[Data about app and page elements]

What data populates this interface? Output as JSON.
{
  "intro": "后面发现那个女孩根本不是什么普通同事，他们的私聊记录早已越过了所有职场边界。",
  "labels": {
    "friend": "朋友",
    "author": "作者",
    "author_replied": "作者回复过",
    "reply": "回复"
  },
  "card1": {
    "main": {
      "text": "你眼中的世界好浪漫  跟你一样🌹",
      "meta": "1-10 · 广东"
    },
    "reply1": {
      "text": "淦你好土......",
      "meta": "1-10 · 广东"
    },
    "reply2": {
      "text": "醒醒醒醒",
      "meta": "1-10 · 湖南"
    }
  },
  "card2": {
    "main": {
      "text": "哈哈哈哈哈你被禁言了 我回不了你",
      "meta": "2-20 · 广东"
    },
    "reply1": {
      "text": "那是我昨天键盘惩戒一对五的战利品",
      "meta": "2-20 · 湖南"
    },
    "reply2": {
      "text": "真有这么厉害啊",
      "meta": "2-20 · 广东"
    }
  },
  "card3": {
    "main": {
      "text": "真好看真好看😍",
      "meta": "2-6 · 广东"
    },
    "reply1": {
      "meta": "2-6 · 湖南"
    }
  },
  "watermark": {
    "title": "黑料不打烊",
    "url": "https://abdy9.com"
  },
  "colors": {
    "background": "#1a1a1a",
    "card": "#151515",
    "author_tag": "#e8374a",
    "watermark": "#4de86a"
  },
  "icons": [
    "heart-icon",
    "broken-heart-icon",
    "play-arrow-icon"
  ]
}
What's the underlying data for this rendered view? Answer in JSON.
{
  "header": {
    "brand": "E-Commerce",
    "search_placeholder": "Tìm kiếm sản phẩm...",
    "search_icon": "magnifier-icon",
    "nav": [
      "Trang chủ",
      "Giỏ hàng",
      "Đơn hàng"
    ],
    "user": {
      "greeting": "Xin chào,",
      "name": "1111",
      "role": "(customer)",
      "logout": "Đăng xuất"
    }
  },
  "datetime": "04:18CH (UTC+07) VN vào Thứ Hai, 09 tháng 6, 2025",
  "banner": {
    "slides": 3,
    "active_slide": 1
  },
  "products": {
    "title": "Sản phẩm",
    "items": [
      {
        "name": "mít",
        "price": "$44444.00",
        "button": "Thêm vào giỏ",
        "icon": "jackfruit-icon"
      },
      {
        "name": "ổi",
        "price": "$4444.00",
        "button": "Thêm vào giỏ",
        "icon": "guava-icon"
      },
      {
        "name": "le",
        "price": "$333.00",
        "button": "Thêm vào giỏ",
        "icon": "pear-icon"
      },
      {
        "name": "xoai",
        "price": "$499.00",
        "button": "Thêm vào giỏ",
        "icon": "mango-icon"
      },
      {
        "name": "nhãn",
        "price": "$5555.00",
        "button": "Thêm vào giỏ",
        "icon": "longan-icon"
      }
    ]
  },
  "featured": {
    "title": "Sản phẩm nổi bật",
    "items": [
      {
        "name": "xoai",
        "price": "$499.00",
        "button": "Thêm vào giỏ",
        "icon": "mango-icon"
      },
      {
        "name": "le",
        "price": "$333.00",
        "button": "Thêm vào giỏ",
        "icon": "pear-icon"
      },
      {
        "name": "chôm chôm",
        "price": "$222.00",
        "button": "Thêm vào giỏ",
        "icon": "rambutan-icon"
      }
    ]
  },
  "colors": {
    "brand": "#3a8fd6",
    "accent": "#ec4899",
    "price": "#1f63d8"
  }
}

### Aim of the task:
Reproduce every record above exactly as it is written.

### Task response:
What data populates this interface? Output as JSON.
{
  "intro": "后面发现那个女孩根本不是什么普通同事，他们的私聊记录早已越过了所有职场边界。",
  "labels": {
    "friend": "朋友",
    "author": "作者",
    "author_replied": "作者回复过",
    "reply": "回复"
  },
  "card1": {
    "main": {
      "text": "你眼中的世界好浪漫  跟你一样🌹",
      "meta": "1-10 · 广东"
    },
    "reply1": {
      "text": "淦你好土......",
      "meta": "1-10 · 广东"
    },
    "reply2": {
      "text": "醒醒醒醒",
      "meta": "1-10 · 湖南"
    }
  },
  "card2": {
    "main": {
      "text": "哈哈哈哈哈你被禁言了 我回不了你",
      "meta": "2-20 · 广东"
    },
    "reply1": {
      "text": "那是我昨天键盘惩戒一对五的战利品",
      "meta": "2-20 · 湖南"
    },
    "reply2": {
      "text": "真有这么厉害啊",
      "meta": "2-20 · 广东"
    }
  },
  "card3": {
    "main": {
      "text": "真好看真好看😍",
      "meta": "2-6 · 广东"
    },
    "reply1": {
      "meta": "2-6 · 湖南"
    }
  },
  "watermark": {
    "title": "黑料不打烊",
    "url": "https://abdy9.com"
  },
  "colors": {
    "background": "#1a1a1a",
    "card": "#151515",
    "author_tag": "#e8374a",
    "watermark": "#4de86a"
  },
  "icons": [
    "heart-icon",
    "broken-heart-icon",
    "play-arrow-icon"
  ]
}
What's the underlying data for this rendered view? Answer in JSON.
{
  "header": {
    "brand": "E-Commerce",
    "search_placeholder": "Tìm kiếm sản phẩm...",
    "search_icon": "magnifier-icon",
    "nav": [
      "Trang chủ",
      "Giỏ hàng",
      "Đơn hàng"
    ],
    "user": {
      "greeting": "Xin chào,",
      "name": "1111",
      "role": "(customer)",
      "logout": "Đăng xuất"
    }
  },
  "datetime": "04:18CH (UTC+07) VN vào Thứ Hai, 09 tháng 6, 2025",
  "banner": {
    "slides": 3,
    "active_slide": 1
  },
  "products": {
    "title": "Sản phẩm",
    "items": [
      {
        "name": "mít",
        "price": "$44444.00",
        "button": "Thêm vào giỏ",
        "icon": "jackfruit-icon"
      },
      {
        "name": "ổi",
        "price": "$4444.00",
        "button": "Thêm vào giỏ",
        "icon": "guava-icon"
      },
      {
        "name": "le",
        "price": "$333.00",
        "button": "Thêm vào giỏ",
        "icon": "pear-icon"
      },
      {
        "name": "xoai",
        "price": "$499.00",
        "button": "Thêm vào giỏ",
        "icon": "mango-icon"
      },
      {
        "name": "nhãn",
        "price": "$5555.00",
        "button": "Thêm vào giỏ",
        "icon": "longan-icon"
      }
    ]
  },
  "featured": {
    "title": "Sản phẩm nổi bật",
    "items": [
      {
        "name": "xoai",
        "price": "$499.00",
        "button": "Thêm vào giỏ",
        "icon": "mango-icon"
      },
      {
        "name": "le",
        "price": "$333.00",
        "button": "Thêm vào giỏ",
        "icon": "pear-icon"
      },
      {
        "name": "chôm chôm",
        "price": "$222.00",
        "button": "Thêm vào giỏ",
        "icon": "rambutan-icon"
      }
    ]
  },
  "colors": {
    "brand": "#3a8fd6",
    "accent": "#ec4899",
    "price": "#1f63d8"
  }
}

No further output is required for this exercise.